Eli Lilly and Co. partner Immunocore Ltd., which this week achieved the biggest private fundraising by a European biotechnology firm in 10 years, plans to accelerate development of its cancer therapy using the money and seek expedited approval.
The Abingdon, England-based company is in talks with U.S. and European regulators on “all options”—including getting orphan drug status and a breakthrough therapy designation—that could lead to faster consent to sell IMCgp100 for treating melanoma, CEO Eliot Forster said Thursday. An announcement may be made in the fourth quarter, he said.
The closely held company, which has partnerships with Indianapolis-based Lilly and London-based AstraZeneca Plc, raised $320 million in funds from Lilly, as well as Woodford Investment Management, Malin Corp. and existing investors. Immunocore plans to use the funds to build a pipeline of drugs targeting a broad range of solid cancer tumors.
Following the discussions with regulators, Immunocore may start a large mid-stage trial of IMCgp100 for melanoma early next year, Forster said.

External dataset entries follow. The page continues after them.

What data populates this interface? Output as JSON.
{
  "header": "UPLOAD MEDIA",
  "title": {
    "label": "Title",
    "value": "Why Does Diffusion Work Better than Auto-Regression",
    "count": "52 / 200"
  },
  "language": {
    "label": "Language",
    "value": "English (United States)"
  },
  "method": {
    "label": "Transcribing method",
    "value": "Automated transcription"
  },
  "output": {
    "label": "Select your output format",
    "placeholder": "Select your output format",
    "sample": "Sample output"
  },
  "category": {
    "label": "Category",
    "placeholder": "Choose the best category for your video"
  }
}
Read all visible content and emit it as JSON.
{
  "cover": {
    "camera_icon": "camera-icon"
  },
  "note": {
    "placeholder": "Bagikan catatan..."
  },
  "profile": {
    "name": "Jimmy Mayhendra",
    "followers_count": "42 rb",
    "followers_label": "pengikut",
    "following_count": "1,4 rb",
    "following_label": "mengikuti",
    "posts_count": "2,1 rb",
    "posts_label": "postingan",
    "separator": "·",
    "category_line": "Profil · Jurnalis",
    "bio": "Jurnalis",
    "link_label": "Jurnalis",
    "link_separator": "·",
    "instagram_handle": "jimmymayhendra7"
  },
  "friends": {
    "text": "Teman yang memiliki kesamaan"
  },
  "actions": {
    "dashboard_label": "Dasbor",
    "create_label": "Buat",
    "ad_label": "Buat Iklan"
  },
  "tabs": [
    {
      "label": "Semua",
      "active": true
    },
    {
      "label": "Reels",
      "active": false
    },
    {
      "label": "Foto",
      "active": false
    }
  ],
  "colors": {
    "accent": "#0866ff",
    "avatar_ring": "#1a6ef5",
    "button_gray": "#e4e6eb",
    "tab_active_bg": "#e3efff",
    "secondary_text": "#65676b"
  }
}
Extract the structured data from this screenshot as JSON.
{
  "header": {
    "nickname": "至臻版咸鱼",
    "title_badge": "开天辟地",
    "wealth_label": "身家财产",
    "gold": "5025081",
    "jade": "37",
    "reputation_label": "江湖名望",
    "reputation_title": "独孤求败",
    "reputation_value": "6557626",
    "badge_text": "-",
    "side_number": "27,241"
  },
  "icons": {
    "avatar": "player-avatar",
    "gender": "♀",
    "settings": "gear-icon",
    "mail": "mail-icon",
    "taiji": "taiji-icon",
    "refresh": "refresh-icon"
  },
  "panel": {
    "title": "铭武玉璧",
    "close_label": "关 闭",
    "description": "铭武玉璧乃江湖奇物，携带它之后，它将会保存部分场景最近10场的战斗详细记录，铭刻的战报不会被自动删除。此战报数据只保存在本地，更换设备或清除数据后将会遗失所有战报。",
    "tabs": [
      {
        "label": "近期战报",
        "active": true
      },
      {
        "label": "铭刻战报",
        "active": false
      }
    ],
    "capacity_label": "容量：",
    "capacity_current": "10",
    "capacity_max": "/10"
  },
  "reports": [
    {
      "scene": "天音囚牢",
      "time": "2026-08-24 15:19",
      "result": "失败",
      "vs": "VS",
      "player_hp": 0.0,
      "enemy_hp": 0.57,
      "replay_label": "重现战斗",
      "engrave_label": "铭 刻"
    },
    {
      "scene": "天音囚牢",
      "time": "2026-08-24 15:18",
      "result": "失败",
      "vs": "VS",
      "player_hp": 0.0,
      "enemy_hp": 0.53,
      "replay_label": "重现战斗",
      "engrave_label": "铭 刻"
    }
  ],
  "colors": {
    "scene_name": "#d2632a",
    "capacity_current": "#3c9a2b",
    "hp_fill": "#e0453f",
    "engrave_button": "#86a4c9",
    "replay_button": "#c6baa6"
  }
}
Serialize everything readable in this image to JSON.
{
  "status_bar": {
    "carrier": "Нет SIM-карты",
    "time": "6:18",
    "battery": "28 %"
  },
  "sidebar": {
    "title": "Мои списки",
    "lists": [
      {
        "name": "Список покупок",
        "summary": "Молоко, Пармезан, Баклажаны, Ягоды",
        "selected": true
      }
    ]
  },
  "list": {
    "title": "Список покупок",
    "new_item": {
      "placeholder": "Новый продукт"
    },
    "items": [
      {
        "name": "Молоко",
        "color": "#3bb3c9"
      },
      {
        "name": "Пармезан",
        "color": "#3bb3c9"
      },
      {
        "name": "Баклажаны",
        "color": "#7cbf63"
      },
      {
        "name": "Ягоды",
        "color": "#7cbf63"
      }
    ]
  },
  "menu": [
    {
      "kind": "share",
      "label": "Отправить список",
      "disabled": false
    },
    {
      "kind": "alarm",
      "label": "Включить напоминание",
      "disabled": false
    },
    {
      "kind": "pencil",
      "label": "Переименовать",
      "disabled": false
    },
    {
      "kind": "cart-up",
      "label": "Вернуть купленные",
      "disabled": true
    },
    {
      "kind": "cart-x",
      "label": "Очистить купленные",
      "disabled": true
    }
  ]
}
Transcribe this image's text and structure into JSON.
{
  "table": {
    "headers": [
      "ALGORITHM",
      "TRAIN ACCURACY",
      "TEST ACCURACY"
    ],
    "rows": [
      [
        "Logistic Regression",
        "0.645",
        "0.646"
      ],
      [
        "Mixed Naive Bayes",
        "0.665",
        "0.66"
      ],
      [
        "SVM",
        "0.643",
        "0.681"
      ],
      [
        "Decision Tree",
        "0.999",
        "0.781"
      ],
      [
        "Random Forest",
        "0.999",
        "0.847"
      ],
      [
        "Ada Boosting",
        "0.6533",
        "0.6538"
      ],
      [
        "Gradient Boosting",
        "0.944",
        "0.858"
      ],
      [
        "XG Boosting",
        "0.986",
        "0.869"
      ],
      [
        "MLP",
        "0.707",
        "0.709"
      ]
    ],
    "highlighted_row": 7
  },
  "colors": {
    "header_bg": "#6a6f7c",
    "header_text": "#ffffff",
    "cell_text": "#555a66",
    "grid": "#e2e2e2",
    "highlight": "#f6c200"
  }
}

Immunocore is also involved in separate clinical trials that combine IMCgp100 with cancer compounds from Lilly and London-based AstraZeneca.
Without the funds raised, “we couldn’t have had the luxury of running all of these large trials in parallel,” the CEO said. “We would have had to stagger these trials more.”
The company’s immuno-oncology technology is able to distinguish cancer cells from healthy cells by identifying peptides that emerge from inside the cells, Forster said. Its injectable treatment, called ImmTAC, then attracts T cells that attack those cancer cells.
Lilly shares were up 40 cents Thursday morning, to $86.78 each.